* Your goal
Filter the entries that follow, copying every line in which the word "MyGameMode" appears.

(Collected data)
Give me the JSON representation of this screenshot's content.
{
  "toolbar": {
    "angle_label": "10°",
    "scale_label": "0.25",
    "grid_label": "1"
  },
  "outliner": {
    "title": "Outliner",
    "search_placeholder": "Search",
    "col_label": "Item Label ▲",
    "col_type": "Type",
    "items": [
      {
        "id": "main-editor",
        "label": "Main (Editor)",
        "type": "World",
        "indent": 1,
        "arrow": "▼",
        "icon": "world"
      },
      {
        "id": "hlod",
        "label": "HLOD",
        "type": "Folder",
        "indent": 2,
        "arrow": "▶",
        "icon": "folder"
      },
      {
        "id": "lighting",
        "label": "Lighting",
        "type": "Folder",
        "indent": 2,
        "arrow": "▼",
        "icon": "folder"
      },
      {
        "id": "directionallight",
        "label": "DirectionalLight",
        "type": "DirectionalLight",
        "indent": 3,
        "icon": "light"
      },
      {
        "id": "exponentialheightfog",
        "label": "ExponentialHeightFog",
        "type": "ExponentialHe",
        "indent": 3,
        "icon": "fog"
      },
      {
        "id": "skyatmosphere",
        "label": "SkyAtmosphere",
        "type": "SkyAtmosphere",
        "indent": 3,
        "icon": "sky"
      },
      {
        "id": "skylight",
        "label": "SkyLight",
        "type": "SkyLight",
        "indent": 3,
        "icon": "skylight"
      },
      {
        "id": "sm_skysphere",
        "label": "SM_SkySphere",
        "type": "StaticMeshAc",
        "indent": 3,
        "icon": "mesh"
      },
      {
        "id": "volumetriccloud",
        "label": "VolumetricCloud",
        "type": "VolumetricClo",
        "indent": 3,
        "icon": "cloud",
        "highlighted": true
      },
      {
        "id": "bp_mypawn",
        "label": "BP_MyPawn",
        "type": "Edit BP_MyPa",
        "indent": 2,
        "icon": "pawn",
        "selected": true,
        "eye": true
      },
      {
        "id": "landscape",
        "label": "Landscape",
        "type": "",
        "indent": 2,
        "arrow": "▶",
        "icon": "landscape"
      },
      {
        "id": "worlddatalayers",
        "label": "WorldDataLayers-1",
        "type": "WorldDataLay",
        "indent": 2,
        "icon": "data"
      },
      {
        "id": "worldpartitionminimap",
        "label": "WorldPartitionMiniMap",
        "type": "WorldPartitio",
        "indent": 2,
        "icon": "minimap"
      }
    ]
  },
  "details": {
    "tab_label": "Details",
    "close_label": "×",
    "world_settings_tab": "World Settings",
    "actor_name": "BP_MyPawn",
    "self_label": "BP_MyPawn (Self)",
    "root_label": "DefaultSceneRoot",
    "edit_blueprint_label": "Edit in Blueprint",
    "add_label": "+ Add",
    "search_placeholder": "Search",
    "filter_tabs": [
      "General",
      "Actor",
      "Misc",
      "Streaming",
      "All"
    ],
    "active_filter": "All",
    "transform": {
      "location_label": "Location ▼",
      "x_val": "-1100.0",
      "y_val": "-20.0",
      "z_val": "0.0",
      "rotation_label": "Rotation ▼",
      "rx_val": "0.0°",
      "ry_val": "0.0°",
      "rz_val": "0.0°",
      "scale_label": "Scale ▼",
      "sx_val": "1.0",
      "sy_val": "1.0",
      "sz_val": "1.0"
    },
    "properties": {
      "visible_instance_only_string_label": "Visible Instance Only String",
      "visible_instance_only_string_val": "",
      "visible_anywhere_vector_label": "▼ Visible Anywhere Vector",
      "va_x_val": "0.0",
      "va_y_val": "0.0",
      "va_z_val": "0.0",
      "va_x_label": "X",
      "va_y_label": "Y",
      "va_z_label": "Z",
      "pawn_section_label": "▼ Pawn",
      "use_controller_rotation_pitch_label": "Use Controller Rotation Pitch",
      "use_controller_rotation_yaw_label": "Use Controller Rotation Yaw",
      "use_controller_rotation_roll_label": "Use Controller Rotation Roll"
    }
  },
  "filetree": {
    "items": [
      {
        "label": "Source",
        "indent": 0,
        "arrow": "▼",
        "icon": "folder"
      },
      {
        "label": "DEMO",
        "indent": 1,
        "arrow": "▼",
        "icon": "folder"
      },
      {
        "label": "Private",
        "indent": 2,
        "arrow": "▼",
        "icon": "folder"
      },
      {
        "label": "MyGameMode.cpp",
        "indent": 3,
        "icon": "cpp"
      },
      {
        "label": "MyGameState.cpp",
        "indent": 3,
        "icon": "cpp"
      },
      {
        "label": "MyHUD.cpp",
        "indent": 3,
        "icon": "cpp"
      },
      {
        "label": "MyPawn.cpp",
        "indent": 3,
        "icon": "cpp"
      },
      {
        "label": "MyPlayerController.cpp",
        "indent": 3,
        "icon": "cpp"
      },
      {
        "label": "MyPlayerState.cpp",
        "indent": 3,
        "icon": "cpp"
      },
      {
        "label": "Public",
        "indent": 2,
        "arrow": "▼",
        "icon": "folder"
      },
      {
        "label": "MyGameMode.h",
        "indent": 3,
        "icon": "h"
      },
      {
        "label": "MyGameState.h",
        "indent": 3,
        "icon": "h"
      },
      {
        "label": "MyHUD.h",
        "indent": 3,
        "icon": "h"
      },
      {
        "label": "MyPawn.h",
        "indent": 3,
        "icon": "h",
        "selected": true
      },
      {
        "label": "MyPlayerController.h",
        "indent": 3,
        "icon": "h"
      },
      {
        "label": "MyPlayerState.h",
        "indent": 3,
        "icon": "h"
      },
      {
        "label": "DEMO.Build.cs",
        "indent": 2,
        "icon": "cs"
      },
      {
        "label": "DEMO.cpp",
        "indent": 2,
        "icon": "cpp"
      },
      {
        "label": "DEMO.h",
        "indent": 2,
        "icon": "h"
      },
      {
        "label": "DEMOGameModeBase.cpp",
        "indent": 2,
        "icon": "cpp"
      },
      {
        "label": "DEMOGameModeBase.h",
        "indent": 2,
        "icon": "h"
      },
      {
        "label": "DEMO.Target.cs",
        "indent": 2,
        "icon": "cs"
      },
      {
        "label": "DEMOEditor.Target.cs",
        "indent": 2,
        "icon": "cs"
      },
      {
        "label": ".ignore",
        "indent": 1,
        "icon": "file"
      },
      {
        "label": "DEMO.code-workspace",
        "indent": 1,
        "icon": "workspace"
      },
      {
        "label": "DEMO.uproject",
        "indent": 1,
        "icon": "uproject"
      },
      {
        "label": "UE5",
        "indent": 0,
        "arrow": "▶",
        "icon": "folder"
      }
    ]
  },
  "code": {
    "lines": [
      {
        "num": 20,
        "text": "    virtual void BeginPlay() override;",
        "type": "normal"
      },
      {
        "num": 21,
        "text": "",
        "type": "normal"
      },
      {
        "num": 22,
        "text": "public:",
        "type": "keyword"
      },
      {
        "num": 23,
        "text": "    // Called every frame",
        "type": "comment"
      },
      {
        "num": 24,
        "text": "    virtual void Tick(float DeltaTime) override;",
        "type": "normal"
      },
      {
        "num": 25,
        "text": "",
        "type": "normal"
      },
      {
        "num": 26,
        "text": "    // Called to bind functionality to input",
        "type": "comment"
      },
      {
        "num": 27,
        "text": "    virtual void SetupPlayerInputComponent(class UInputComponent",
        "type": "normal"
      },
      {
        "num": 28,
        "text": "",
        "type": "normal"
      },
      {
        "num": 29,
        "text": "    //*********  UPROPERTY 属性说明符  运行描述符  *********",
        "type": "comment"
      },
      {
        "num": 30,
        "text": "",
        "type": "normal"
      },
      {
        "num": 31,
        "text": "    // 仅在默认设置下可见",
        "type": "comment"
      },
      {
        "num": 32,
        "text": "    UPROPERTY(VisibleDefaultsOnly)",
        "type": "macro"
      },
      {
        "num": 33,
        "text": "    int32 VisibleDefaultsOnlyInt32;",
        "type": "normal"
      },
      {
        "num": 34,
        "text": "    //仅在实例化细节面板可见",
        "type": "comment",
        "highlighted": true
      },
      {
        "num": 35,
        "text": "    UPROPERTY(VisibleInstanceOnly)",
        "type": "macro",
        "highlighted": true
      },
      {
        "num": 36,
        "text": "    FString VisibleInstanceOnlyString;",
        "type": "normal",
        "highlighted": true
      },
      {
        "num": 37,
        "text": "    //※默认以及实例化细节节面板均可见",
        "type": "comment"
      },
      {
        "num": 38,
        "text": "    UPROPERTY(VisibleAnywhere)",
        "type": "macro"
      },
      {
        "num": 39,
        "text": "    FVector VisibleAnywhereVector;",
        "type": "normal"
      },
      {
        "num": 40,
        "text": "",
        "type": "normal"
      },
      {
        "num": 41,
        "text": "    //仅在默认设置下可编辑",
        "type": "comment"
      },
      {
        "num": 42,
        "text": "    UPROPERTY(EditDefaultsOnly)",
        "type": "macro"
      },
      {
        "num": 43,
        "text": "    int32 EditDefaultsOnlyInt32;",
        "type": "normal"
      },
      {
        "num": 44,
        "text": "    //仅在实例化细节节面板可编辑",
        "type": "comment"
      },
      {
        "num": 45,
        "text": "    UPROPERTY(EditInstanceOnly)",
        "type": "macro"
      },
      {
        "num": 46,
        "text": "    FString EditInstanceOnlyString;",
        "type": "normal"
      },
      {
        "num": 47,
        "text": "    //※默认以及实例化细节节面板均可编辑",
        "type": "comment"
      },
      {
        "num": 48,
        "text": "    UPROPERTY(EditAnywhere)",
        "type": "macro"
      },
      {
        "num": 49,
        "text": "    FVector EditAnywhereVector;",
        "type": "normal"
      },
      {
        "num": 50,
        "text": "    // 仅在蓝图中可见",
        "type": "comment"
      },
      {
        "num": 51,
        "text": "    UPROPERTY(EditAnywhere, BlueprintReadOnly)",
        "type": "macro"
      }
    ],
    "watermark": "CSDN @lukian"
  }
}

* Answer to this task
        "label": "MyGameMode.cpp",
        "label": "MyGameMode.h",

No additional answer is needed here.